# Activity:
Among the lines below, how many have the word "inventor"? The reply is that number alone.

Items from a data source:
::::

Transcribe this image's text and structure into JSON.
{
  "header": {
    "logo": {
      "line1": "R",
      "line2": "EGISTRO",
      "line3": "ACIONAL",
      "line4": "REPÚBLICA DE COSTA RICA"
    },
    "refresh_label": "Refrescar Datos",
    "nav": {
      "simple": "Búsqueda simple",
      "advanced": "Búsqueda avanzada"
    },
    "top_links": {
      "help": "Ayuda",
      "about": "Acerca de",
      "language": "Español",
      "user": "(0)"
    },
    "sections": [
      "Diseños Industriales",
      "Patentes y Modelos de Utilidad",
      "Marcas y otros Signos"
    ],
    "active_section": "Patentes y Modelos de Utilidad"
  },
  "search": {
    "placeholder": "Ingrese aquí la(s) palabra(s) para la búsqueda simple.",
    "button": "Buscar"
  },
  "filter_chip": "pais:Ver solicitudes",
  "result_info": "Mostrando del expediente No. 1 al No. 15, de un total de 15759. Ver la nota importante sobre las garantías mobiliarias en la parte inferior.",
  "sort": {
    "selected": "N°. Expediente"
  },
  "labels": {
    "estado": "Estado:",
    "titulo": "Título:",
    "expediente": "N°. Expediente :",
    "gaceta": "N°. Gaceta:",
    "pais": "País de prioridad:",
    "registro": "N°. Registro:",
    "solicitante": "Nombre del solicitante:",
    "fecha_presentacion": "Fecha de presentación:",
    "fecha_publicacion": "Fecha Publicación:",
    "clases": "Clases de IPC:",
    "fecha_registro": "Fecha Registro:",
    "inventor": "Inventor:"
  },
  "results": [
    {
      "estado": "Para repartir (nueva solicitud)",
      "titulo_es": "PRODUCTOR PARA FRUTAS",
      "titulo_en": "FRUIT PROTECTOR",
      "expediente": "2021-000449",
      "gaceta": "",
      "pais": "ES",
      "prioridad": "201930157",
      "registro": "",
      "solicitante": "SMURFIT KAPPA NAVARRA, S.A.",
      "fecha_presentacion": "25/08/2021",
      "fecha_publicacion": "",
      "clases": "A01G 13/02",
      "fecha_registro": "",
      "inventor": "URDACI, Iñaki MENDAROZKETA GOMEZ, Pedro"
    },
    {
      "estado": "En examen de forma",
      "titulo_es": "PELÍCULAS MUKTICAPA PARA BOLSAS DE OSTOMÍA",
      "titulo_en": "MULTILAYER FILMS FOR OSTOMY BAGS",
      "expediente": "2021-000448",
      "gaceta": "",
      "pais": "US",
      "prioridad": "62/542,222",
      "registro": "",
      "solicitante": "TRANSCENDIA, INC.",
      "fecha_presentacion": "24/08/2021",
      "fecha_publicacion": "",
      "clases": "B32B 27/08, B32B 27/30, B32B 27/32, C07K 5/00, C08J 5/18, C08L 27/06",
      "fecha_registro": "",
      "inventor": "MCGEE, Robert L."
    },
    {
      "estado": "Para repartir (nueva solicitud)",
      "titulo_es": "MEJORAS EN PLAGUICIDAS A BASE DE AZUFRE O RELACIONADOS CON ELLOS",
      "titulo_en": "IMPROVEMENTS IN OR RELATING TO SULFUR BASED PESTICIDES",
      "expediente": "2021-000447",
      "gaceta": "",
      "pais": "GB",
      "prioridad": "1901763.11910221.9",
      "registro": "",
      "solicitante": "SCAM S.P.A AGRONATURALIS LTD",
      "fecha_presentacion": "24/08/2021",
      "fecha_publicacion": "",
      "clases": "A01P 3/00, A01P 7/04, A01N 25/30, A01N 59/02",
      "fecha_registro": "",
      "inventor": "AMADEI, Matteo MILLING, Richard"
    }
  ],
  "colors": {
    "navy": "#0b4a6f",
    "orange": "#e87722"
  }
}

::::

# Answer section:
4